Opponents Of Natural Gas Drilling Get A Hearing
Councilwoman Blondell Reynolds Brown held a hearing Tuesday night for opponents of natural gas drilling in the Delaware River watershed, a four-state area that includes Philadelphia.
Testimony and other documents will be forwarded to the Delaware River Basin Commission, the body that oversees the watershed and is setting rules for drilling there. No drilling will take place until the rules are established.
Speakers at Tuesday's hearing urged a moratorium of up to three years, until more extensive environmental studies could be conducted.
Brown, who sits on Council's Committee on the Environment, has supported a similar moratorium. The hearing was held in a packed Council chamber.
Councilwoman Blondell Reynolds Brown Introduces LEAD Poisoning Prevent Bill
The purpose of the bill is to protect the health and safety of the public, especially children, by insuring that lead hazards are identified and remediated in rental properties in the City of Philadelphia. Landlords will be required to obtain certification stating that their property is lead-safe or lead-free before entering into a new lease with a tenant.
Reynolds Brown Strives to Make Philadelphia the Greenest City in America
Mayor Nutter signs bill introduced by Councilwoman Blondell Reynolds Brown and passed by City Council, which calls for new construction and major renovation of large city government buildings to be designed, constructed and certified at the silver level of the Leadership in Energy and Environmental Design (LEED) rating system of the U.S. Green Building Council. The LEED-silver requirement within Bill No. 080025 applies to construction projects over 10,000 square feet that are primarily funded by city capital dollars and are controlled by the City.“This ordinance is a key step in a new direction for the city of Philadelphia and is evidence that we are leading by example when it comes to sustainability and green building design,” said Councilwoman Blondell Reynolds.
Tax abatements for green building

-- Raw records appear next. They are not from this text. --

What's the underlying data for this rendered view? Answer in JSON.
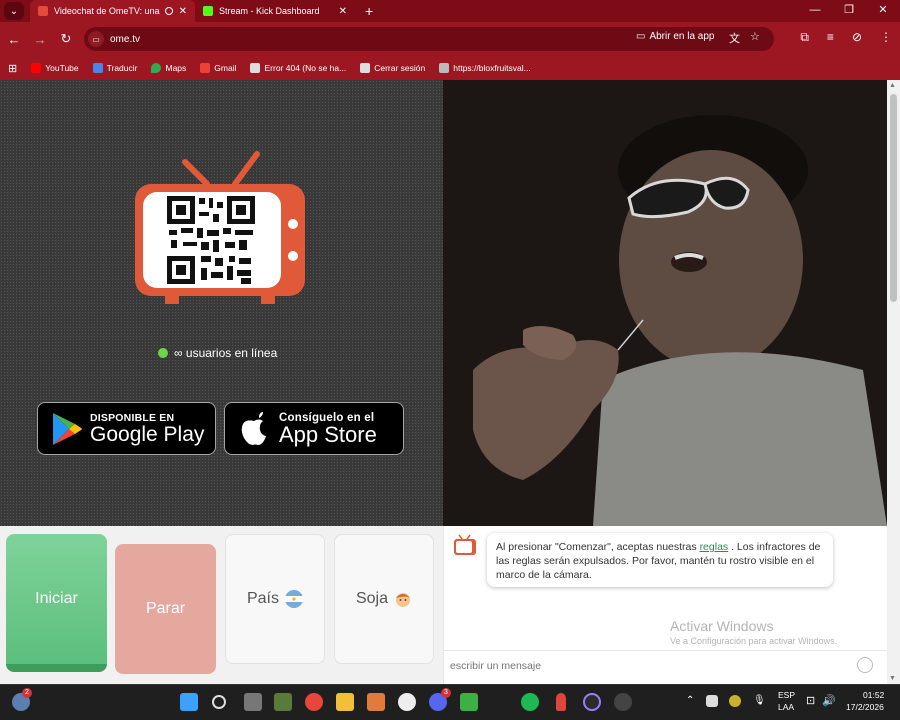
{
  "browser": {
    "tabs": [
      {
        "title": "Videochat de OmeTV: una a",
        "active": true
      },
      {
        "title": "Stream - Kick Dashboard",
        "active": false
      }
    ],
    "new_tab": "+",
    "url": "ome.tv",
    "open_in_app": "Abrir en la app",
    "accent_color": "#9d1723"
  },
  "bookmarks": [
    {
      "label": "YouTube",
      "icon": "youtube-icon"
    },
    {
      "label": "Traducir",
      "icon": "translate-icon"
    },
    {
      "label": "Maps",
      "icon": "maps-icon"
    },
    {
      "label": "Gmail",
      "icon": "gmail-icon"
    },
    {
      "label": "Error 404 (No se ha...",
      "icon": "page-icon"
    },
    {
      "label": "Cerrar sesión",
      "icon": "page-icon"
    },
    {
      "label": "https://bloxfruitsval...",
      "icon": "link-icon"
    }
  ],
  "left": {
    "online_text": "∞ usuarios en línea",
    "google_play": {
      "small": "DISPONIBLE EN",
      "big": "Google Play"
    },
    "app_store": {
      "small": "Consíguelo en el",
      "big": "App Store"
    }
  },
  "controls": {
    "start": "Iniciar",
    "stop": "Parar",
    "country": "País",
    "gender": "Soja"
  },
  "chat": {
    "notice_pre": "Al presionar \"Comenzar\", aceptas nuestras",
    "notice_link": "reglas",
    "notice_post": ". Los infractores de las reglas serán expulsados. Por favor, mantén tu rostro visible en el marco de la cámara.",
    "placeholder": "escribir un mensaje",
    "watermark_title": "Activar Windows",
    "watermark_sub": "Ve a Configuración para activar Windows."
  },
  "taskbar": {
    "weather_badge": "2",
    "discord_badge": "3",
    "lang": "ESP",
    "lang2": "LAA",
    "time": "01:52",
    "date": "17/2/2026"
  }
}
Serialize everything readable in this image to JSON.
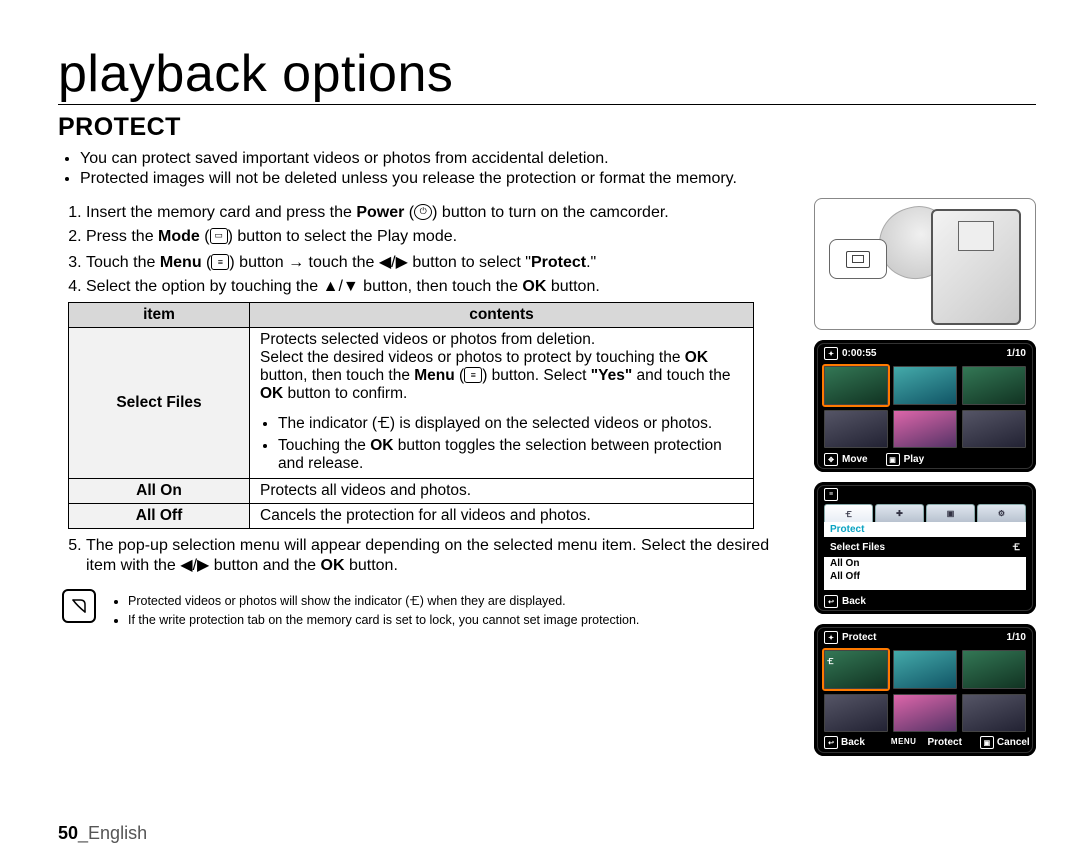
{
  "chapter_title": "playback options",
  "section_heading": "PROTECT",
  "intro_bullets": [
    "You can protect saved important videos or photos from accidental deletion.",
    "Protected images will not be deleted unless you release the protection or format the memory."
  ],
  "steps": {
    "s1_a": "Insert the memory card and press the ",
    "s1_b": "Power",
    "s1_c": " button to turn on the camcorder.",
    "s2_a": "Press the ",
    "s2_b": "Mode",
    "s2_c": " button to select the Play mode.",
    "s3_a": "Touch the ",
    "s3_b": "Menu",
    "s3_c": " button → touch the ◀/▶ button to select \"",
    "s3_d": "Protect",
    "s3_e": ".\"",
    "s4_a": "Select the option by touching the ▲/▼ button, then touch the ",
    "s4_b": "OK",
    "s4_c": " button."
  },
  "table": {
    "header_item": "item",
    "header_contents": "contents",
    "rows": [
      {
        "item": "Select Files",
        "content_intro_1": "Protects selected videos or photos from deletion.",
        "content_intro_2a": "Select the desired videos or photos to protect by touching the ",
        "content_intro_2b": "OK",
        "content_intro_2c": " button, then touch the ",
        "content_intro_2d": "Menu",
        "content_intro_2e": " button. Select ",
        "content_intro_2f": "\"Yes\"",
        "content_intro_2g": " and touch the ",
        "content_intro_2h": "OK",
        "content_intro_2i": " button to confirm.",
        "sub_bullets": [
          "The indicator (🝗) is displayed on the selected videos or photos.",
          "Touching the OK button toggles the selection between protection and release."
        ],
        "sub_bullet_2a": "Touching the ",
        "sub_bullet_2b": "OK",
        "sub_bullet_2c": " button toggles the selection between protection and release."
      },
      {
        "item": "All On",
        "content": "Protects all videos and photos."
      },
      {
        "item": "All Off",
        "content": "Cancels the protection for all videos and photos."
      }
    ]
  },
  "step5_a": "The pop-up selection menu will appear depending on the selected menu item. Select the desired item with the ◀/▶ button and the ",
  "step5_b": "OK",
  "step5_c": " button.",
  "notes": [
    "Protected videos or photos will show the indicator (🝗) when they are displayed.",
    "If the write protection tab on the memory card is set to lock, you cannot set image protection."
  ],
  "footer_page": "50",
  "footer_lang": "_English",
  "screens": {
    "s1": {
      "time": "0:00:55",
      "counter": "1/10",
      "bottom_move": "Move",
      "bottom_play": "Play"
    },
    "s2": {
      "title": "Protect",
      "opt1": "Select Files",
      "opt2": "All On",
      "opt3": "All Off",
      "bottom_back": "Back"
    },
    "s3": {
      "title": "Protect",
      "counter": "1/10",
      "bottom_back": "Back",
      "bottom_protect": "Protect",
      "bottom_cancel": "Cancel",
      "menu_key": "MENU"
    }
  }
}
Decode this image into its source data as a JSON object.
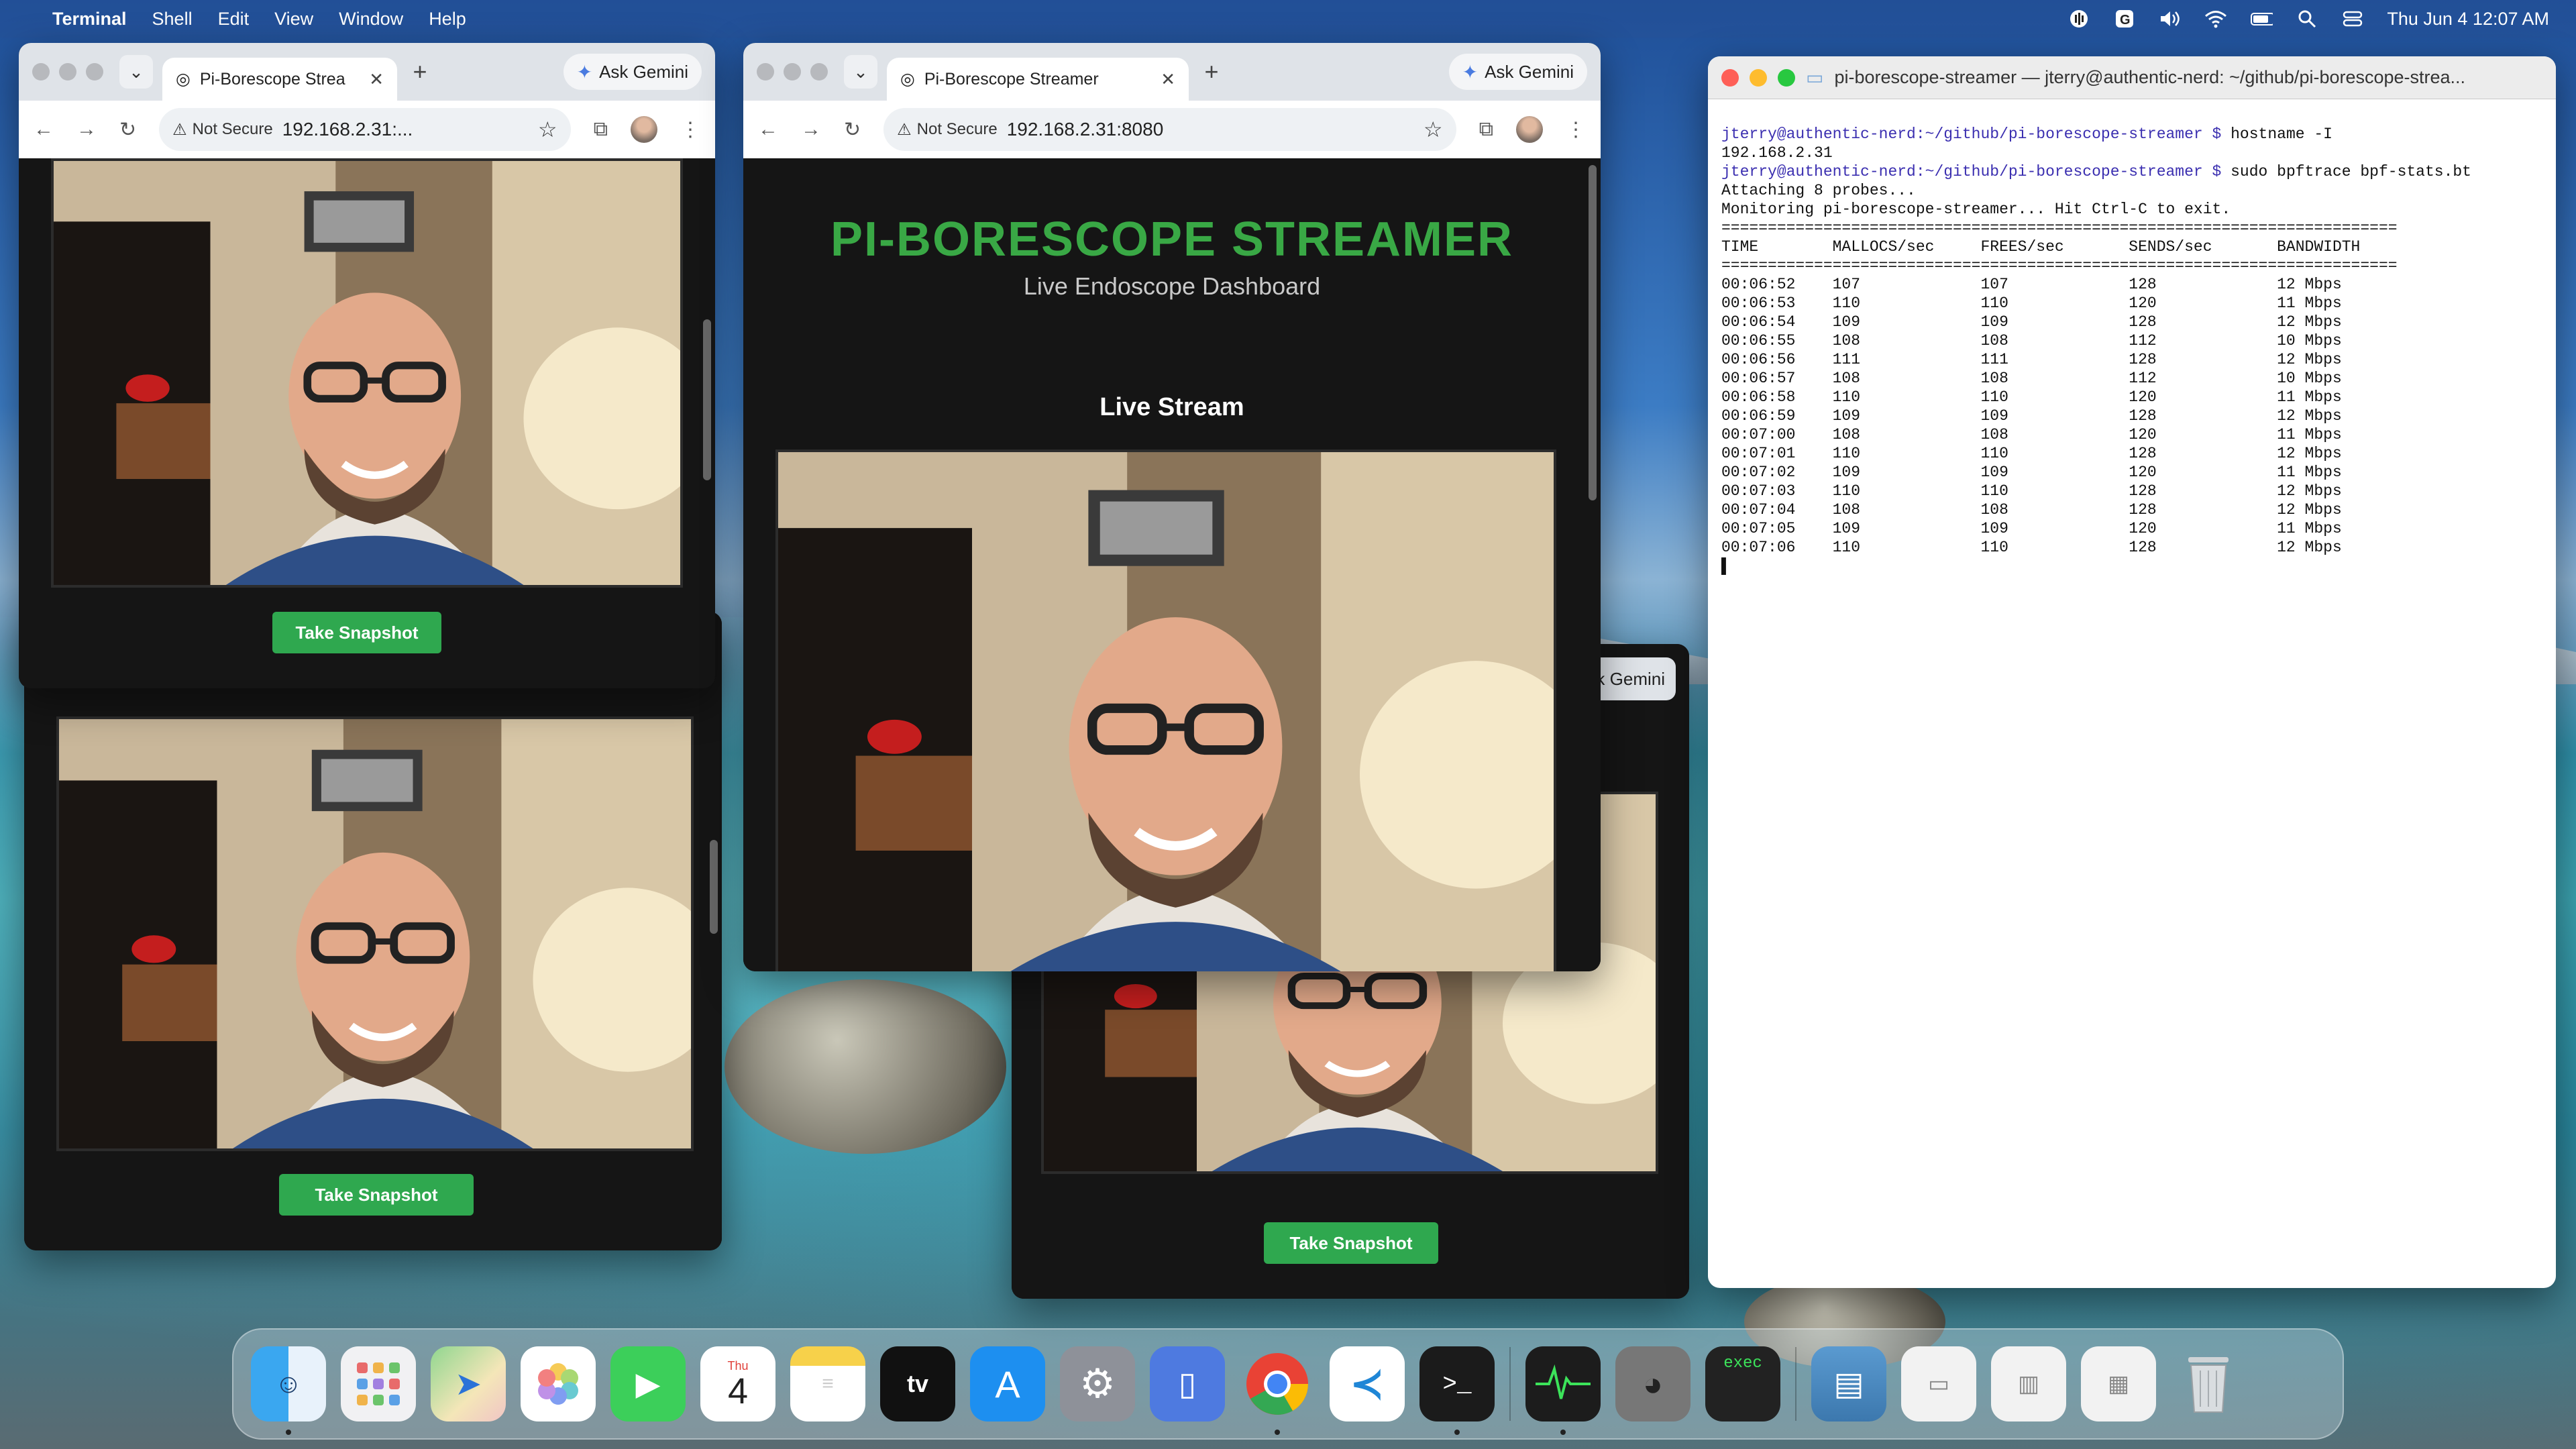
{
  "menubar": {
    "app": "Terminal",
    "menus": [
      "Shell",
      "Edit",
      "View",
      "Window",
      "Help"
    ],
    "clock": "Thu Jun 4  12:07 AM"
  },
  "browser_tab": {
    "title_full": "Pi-Borescope Streamer",
    "title_trunc": "Pi-Borescope Strea",
    "ask_gemini": "Ask Gemini",
    "ask_gemini_cut": "sk Gemini",
    "not_secure": "Not Secure",
    "url_full": "192.168.2.31:8080",
    "url_trunc": "192.168.2.31:..."
  },
  "dashboard": {
    "title": "PI-BORESCOPE STREAMER",
    "subtitle": "Live Endoscope Dashboard",
    "live_heading": "Live Stream",
    "snapshot_label": "Take Snapshot"
  },
  "terminal": {
    "title": "pi-borescope-streamer — jterry@authentic-nerd: ~/github/pi-borescope-strea...",
    "prompt": "jterry@authentic-nerd:~/github/pi-borescope-streamer $",
    "cmd1": " hostname -I",
    "out1": "192.168.2.31",
    "cmd2": " sudo bpftrace bpf-stats.bt",
    "out2": "Attaching 8 probes...",
    "out3": "Monitoring pi-borescope-streamer... Hit Ctrl-C to exit.",
    "rule": "=========================================================================",
    "headers": [
      "TIME",
      "MALLOCS/sec",
      "FREES/sec",
      "SENDS/sec",
      "BANDWIDTH"
    ],
    "rows": [
      [
        "00:06:52",
        "107",
        "107",
        "128",
        "12 Mbps"
      ],
      [
        "00:06:53",
        "110",
        "110",
        "120",
        "11 Mbps"
      ],
      [
        "00:06:54",
        "109",
        "109",
        "128",
        "12 Mbps"
      ],
      [
        "00:06:55",
        "108",
        "108",
        "112",
        "10 Mbps"
      ],
      [
        "00:06:56",
        "111",
        "111",
        "128",
        "12 Mbps"
      ],
      [
        "00:06:57",
        "108",
        "108",
        "112",
        "10 Mbps"
      ],
      [
        "00:06:58",
        "110",
        "110",
        "120",
        "11 Mbps"
      ],
      [
        "00:06:59",
        "109",
        "109",
        "128",
        "12 Mbps"
      ],
      [
        "00:07:00",
        "108",
        "108",
        "120",
        "11 Mbps"
      ],
      [
        "00:07:01",
        "110",
        "110",
        "128",
        "12 Mbps"
      ],
      [
        "00:07:02",
        "109",
        "109",
        "120",
        "11 Mbps"
      ],
      [
        "00:07:03",
        "110",
        "110",
        "128",
        "12 Mbps"
      ],
      [
        "00:07:04",
        "108",
        "108",
        "128",
        "12 Mbps"
      ],
      [
        "00:07:05",
        "109",
        "109",
        "120",
        "11 Mbps"
      ],
      [
        "00:07:06",
        "110",
        "110",
        "128",
        "12 Mbps"
      ]
    ]
  },
  "dock": {
    "calendar_month": "Thu",
    "calendar_day": "4",
    "tv_label": "tv",
    "exec_label": "exec",
    "terminal_glyph": ">_",
    "items": [
      "finder-icon",
      "launchpad-icon",
      "maps-icon",
      "photos-icon",
      "facetime-icon",
      "calendar-icon",
      "notes-icon",
      "apple-tv-icon",
      "app-store-icon",
      "system-settings-icon",
      "simulator-icon",
      "chrome-icon",
      "vscode-icon",
      "terminal-icon",
      "activity-monitor-icon",
      "gimp-icon",
      "exec-icon",
      "folder-stack-icon",
      "chrome-window-thumb-icon",
      "window-thumb-icon",
      "activity-window-thumb-icon",
      "trash-icon"
    ]
  },
  "colors": {
    "accent_green": "#2fa84f",
    "title_green": "#39a845",
    "prompt_purple": "#3b2fb0"
  }
}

Late last week, Councilman Curtis Jones and Councilwoman Blondell Reynolds Brown introduced legislation that would modify the 10-year property tax abatement of new constructions, conversions and big improvements so that it would be contingent upon obtaining LEED certification.